When it comes to bolstering happier and more productive employees, burnout is a hotly debated topic with firm supporters on each end of the spectrum. Is it a legitimate thing that top performers run the risk of or is it overblown? With such varied opinions across the board, it's been difficult for company leaders to come to a firm understanding (and solution) for burnout.

But now The World Health Organization (WHO) has stepped in to officially classify burnout as a medical diagnosis, as reported by Quartz. Burnout made its way into the latest edition of the International Statistical Classification of Diseases and Related Health problems, WHO's handbook for recognized medical conditions.

Burnout, according to the World Health Organization is "a syndrome conceptualized as resulting from chronic workplace stress that has not been successfully managed."

Think of burnout as being predominately workplace related due to long-term stress that has accumulated over time but hasn't been properly addressed.

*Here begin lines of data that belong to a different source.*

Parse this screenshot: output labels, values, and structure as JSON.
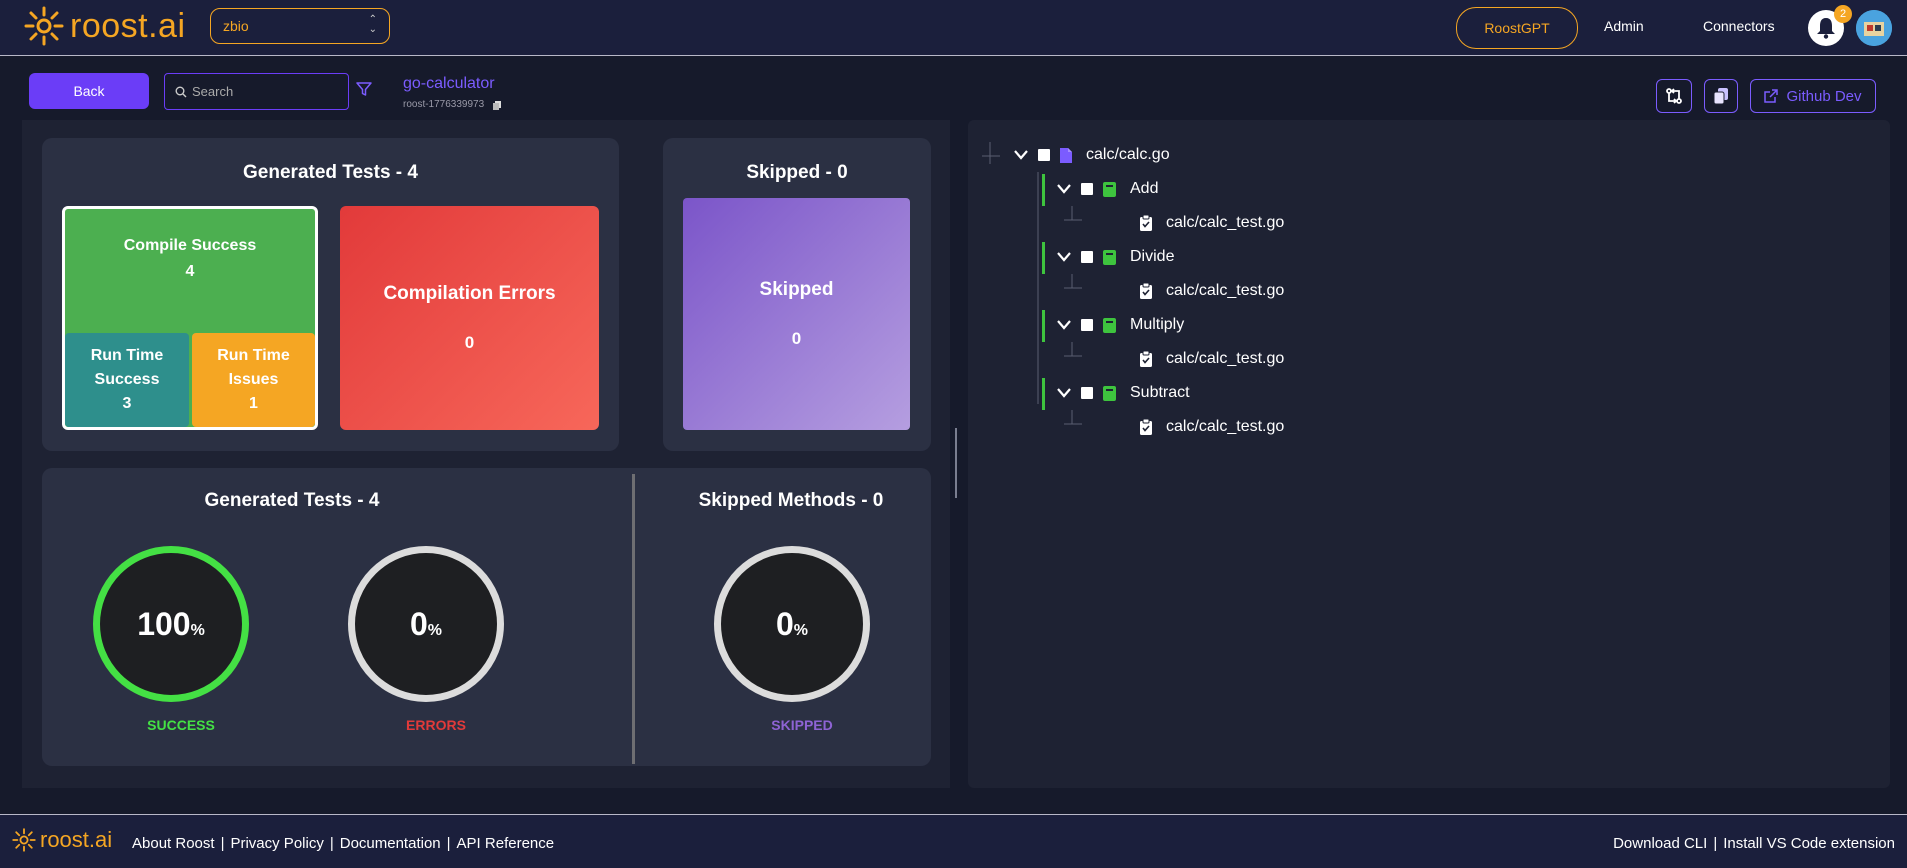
{
  "header": {
    "logo_text": "roost.ai",
    "org_select": "zbio",
    "roostgpt": "RoostGPT",
    "admin": "Admin",
    "connectors": "Connectors",
    "notification_count": "2"
  },
  "toolbar": {
    "back": "Back",
    "search_placeholder": "Search",
    "project_name": "go-calculator",
    "project_id": "roost-1776339973",
    "github_dev": "Github Dev"
  },
  "summary": {
    "generated_title": "Generated Tests - 4",
    "compile_success_label": "Compile Success",
    "compile_success_value": "4",
    "runtime_success_label": "Run Time Success",
    "runtime_success_value": "3",
    "runtime_issues_label": "Run Time Issues",
    "runtime_issues_value": "1",
    "compilation_errors_label": "Compilation Errors",
    "compilation_errors_value": "0",
    "skipped_title": "Skipped - 0",
    "skipped_label": "Skipped",
    "skipped_value": "0"
  },
  "rings": {
    "generated_title": "Generated Tests - 4",
    "skipped_title": "Skipped Methods - 0",
    "success_value": "100",
    "success_label": "SUCCESS",
    "errors_value": "0",
    "errors_label": "ERRORS",
    "skipped_value": "0",
    "skipped_label": "SKIPPED",
    "pct_symbol": "%"
  },
  "tree": {
    "root": "calc/calc.go",
    "methods": [
      {
        "name": "Add",
        "test": "calc/calc_test.go"
      },
      {
        "name": "Divide",
        "test": "calc/calc_test.go"
      },
      {
        "name": "Multiply",
        "test": "calc/calc_test.go"
      },
      {
        "name": "Subtract",
        "test": "calc/calc_test.go"
      }
    ]
  },
  "footer": {
    "logo_text": "roost.ai",
    "links": [
      "About Roost",
      "Privacy Policy",
      "Documentation",
      "API Reference"
    ],
    "right_links": [
      "Download CLI",
      "Install VS Code extension"
    ],
    "separator": "|"
  },
  "colors": {
    "accent": "#6b3df7",
    "brand": "#f5a623",
    "success": "#4caf50",
    "error": "#ef4444",
    "skipped": "#8e63d4"
  }
}
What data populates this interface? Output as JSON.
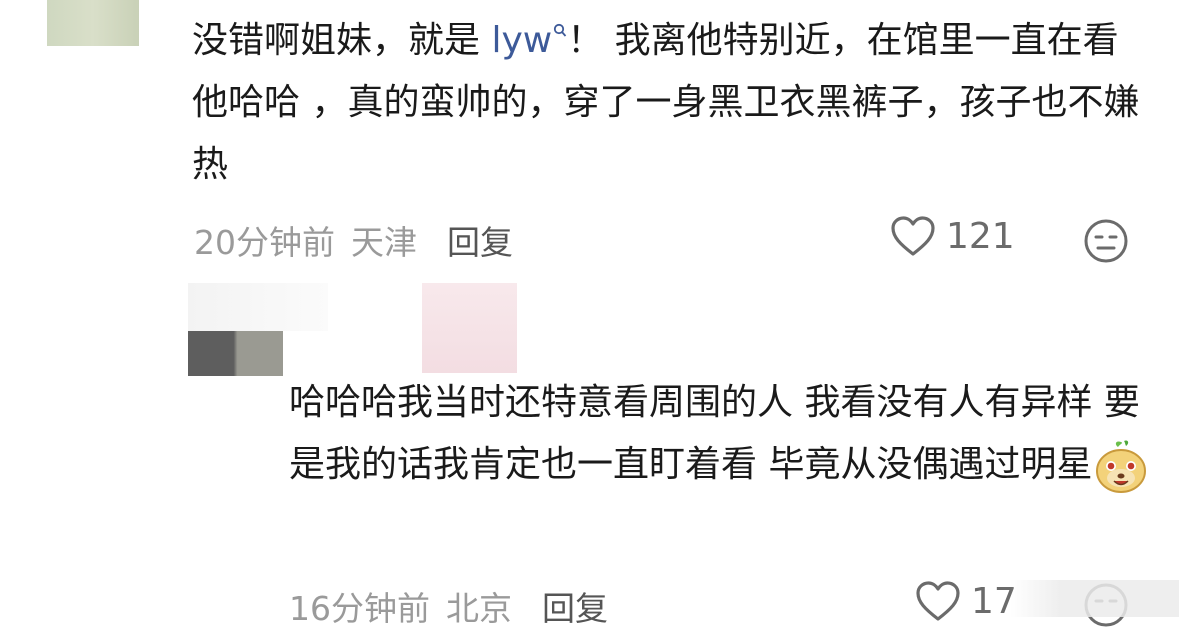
{
  "comment1": {
    "text_before": "没错啊姐妹，就是 ",
    "mention": "lyw",
    "mention_icon": "search-icon",
    "text_after": "！ 我离他特别近，在馆里一直在看他哈哈 ，真的蛮帅的，穿了一身黑卫衣黑裤子，孩子也不嫌热",
    "time": "20分钟前",
    "location": "天津",
    "reply_label": "回复",
    "likes": "121"
  },
  "comment2": {
    "text": "哈哈哈我当时还特意看周围的人 我看没有人有异样 要是我的话我肯定也一直盯着看 毕竟从没偶遇过明星",
    "sticker": "smiling-emoji-sticker",
    "time": "16分钟前",
    "location": "北京",
    "reply_label": "回复",
    "likes": "17"
  },
  "colors": {
    "text": "#1a1a1a",
    "meta": "#9a9a9a",
    "mention": "#3d5a99"
  }
}
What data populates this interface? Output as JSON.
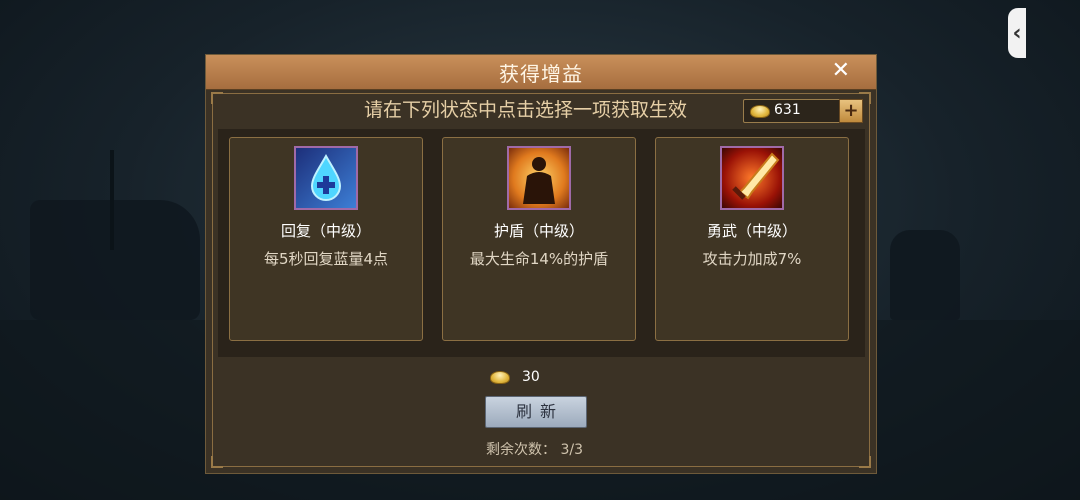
{
  "dialog": {
    "title": "获得增益",
    "close_label": "✕",
    "instruction": "请在下列状态中点击选择一项获取生效",
    "currency": {
      "amount": "631",
      "plus_label": "+"
    },
    "cards": [
      {
        "icon": "blue-droplet-plus-icon",
        "name": "回复（中级）",
        "desc": "每5秒回复蓝量4点"
      },
      {
        "icon": "shield-warrior-icon",
        "name": "护盾（中级）",
        "desc": "最大生命14%的护盾"
      },
      {
        "icon": "flaming-sword-icon",
        "name": "勇武（中级）",
        "desc": "攻击力加成7%"
      }
    ],
    "refresh": {
      "cost": "30",
      "label": "刷新"
    },
    "remaining": "剩余次数： 3/3"
  },
  "colors": {
    "title_bar": "#b8804b",
    "panel": "#3b3225",
    "card_border": "#8b6f43",
    "icon_frame": "#a06aa8"
  }
}
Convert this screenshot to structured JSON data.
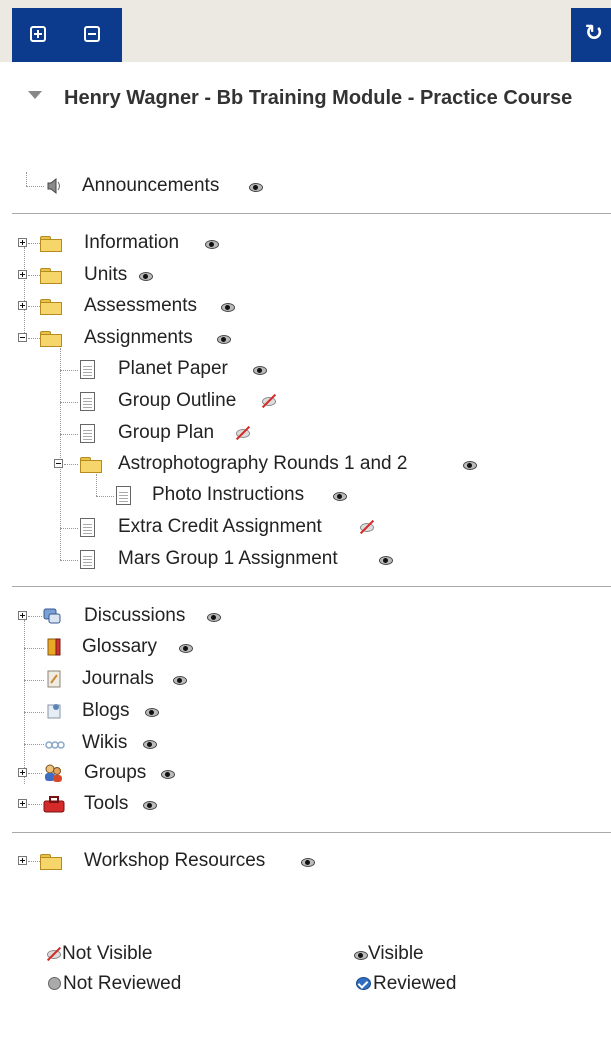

To potentially bring a more cohesive understanding of what burnout is, the World Health Organization shared three core identifiers:

  1. Feelings of energy depletion or exhaustion
  2. Increased mental distance from one's job or feelings of negativism or cynicism related to one's job
  3. Reduced professional efficacy

Burnout is an issue that will continually grow in today's culture. While burnout is most certainly a threat, often times, burnout can be attributed to a loss of perspective (or purpose, as some will call it).

To help mitigate this, practice this one simple habit when it shows up:

Review why you even started.

You probably have this grand vision of who you want to be, the impact you're going to make, and the many places you're going to. The problem is, today and often times, a string of days have potentially built up to where you're feeling like it's all for nothing.

When I encountered this, I had little-to-no energy despite sleeping well according to my biometric devices and I simply felt nothing was moving forward in life. I learned that this is a normal experience many feel because the gap where we currently are compared to where we plan to get to is enormous. I simply felt out of the game.

However, to get back into the game, I had to remind myself of why I was even in the game to begin with. You can too-- what's the outcome that you want? What's the plan?

To recover some of your lost mojo, set aside some time to simply study your vision (even better if you review it somewhere with beautiful scenery). Don't fixate on the problems, fixate on the possibilities. 

You know your big picture, but what needs to happen in the next year to propel you forward? Break it down even further into the quarter and even a week.

The proverbial saying of "burning the candle at both ends" is something that will continue to prevail in the work culture. While that can certainly present itself with issues, on the other side of the equation is losing your perspective and meaning for the entirety of it which brings feelings of helplessness.

I tend to think the latter is more of an issue than the other.